Do your calculations include the cost of a replacement battery?
Do yours include the cost of a replacement transmission?
The majority of US cars have transmissions that are less reliable than the gas engine which is less reliable than the EVs battery which is less reliable than the EVs motor.
So I don't usually worry about replacement parts because every step closer to EV I go I see less repairs.
Compare my Late 90s and early 2000s Saturns with no EV ability with moderate maintenance (the 98 consumes oil randomly and has had transmission work twice in the first 100,000 miles but is still a daily driver at 130,000 miles, I had to replace the 12V battery once in it so far)
to my 2005 Prius with light maintenance (I had to replace the 12V battery in this one as well, I replaced the rear shocks for comfort, it burns oil enough that I top it off with a partial quart between 10,000 mile oil changes with 120,000 miles on the car) but will never need brake pads*, the rotors and drums will last the life of the car. I'll probably never replace the HV battery
to a Nissan Leaf (no oil changes, no engine filters, no real maintenance at all). with the leaf you might replace the battery some day for $2000 and some have already replaced the battery for free and one has paid around $6000.
Honestly you could have taken that guys Leaf with the "bad worn out battery" and given the whole car to me as is and I would have retired a Saturn and saved thousands of dollars on gas and repairs. I have a 15 mile commute each way and a 2011 or 2012 Leaf even with "severe" battery degradation would do the 35 miles a day I need to go to work, lunch, and home.

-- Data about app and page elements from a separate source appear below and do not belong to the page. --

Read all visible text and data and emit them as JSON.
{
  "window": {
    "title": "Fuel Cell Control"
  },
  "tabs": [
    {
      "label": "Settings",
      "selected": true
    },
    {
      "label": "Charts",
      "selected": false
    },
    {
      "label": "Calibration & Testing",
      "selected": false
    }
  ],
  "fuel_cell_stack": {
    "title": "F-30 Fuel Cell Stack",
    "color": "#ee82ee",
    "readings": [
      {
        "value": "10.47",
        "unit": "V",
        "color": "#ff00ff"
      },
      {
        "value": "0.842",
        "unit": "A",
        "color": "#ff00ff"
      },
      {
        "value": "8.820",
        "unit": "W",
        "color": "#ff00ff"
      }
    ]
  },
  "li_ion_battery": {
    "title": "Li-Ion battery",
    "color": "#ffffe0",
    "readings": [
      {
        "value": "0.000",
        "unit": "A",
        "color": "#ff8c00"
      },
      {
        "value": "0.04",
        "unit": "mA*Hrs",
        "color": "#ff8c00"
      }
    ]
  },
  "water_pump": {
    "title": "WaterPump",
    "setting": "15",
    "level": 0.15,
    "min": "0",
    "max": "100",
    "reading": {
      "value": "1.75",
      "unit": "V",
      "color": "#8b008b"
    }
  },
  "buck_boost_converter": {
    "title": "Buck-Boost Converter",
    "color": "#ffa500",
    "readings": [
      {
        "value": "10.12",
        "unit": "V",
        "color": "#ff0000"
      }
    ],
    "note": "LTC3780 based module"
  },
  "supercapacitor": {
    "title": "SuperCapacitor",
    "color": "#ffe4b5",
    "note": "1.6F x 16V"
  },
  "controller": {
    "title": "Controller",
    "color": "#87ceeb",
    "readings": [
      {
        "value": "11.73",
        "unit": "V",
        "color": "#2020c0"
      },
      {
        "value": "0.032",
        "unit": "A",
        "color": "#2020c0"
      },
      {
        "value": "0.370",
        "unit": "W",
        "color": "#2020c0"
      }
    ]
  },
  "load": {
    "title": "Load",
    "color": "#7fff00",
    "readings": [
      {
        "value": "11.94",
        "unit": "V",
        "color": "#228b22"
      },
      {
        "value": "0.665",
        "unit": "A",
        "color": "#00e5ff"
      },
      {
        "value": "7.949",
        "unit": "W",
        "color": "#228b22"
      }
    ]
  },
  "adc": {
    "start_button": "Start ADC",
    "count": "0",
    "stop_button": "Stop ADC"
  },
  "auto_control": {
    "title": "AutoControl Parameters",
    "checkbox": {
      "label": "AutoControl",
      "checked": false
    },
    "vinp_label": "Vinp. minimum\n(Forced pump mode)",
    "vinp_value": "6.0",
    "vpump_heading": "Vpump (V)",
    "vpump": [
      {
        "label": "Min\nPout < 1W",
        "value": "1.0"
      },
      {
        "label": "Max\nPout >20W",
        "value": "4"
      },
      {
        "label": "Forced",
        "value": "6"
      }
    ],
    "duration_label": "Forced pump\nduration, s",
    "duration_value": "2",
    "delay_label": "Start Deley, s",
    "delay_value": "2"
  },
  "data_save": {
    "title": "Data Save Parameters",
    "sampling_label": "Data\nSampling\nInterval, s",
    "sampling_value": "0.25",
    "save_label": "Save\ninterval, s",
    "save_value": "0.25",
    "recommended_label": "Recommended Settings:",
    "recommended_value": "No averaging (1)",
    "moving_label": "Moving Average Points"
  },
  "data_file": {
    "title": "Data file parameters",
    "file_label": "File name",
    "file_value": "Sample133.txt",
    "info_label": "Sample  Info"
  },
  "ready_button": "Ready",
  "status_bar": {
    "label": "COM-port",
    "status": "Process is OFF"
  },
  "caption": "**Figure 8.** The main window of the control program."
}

If you have a commute outside the range of the vehicle don't buy it. But for those of us that can drive the shorter distances its a fine car and will be more reliable than 90% of the ICE cars on the road.
so the progression is
ICE - less reliable
Hybrid - more reliable, lower cost per mile than ICE
EV - more reliable, lowest cost per mile (assuming you don't pay outrageous prices for electricity)
Then of course some troll will say: Yeah, but the up front cost...
Some other troll will say you drive it because it looks odd...
and to that I say, fffft. I buy used and right now a used Leaf is cheaper than a used Prius. I don't care what they look like or how green they are. I want a car that takes less maintenance, requires less repairs/parts replacements, and costs me less per mile. I don't care what it is. Give me a Tahoe that somehow gets me down the road for $0.01 per mile and I'll drive an SUV. Give me a Cadillac with spinners and curb feelers that gets me down the road for $0.01 per mile and I'll drive it too.
I expect a Leaf to cost me half the cost per mile of a Prius which cost me half the cost per mile of the Saturn.
I'm not married to a brand, a style, or an energy source. I happen to be moving towards electricity but I'd just as quickly move back to gas if gas somehow dropped to $1 a gallon and electricity became $1 a kwh. As it is at $2 a gallon and $0.10 a kwh I'm moving towards more electric and less gas.
*Prius, Leaf, Tesla, Kia Soul EV, doesn't matter ask anyone that has an EV for 100,000 miles to measure their break pads. They'll be like new for most drivers somewhere around 70-90% pad. People with a real lead foot might run through a set of brake pads in 300,000 miles, others will never under any circumstances wear out the brake pads even at 500,000 miles. Try that on an ICE vehicle.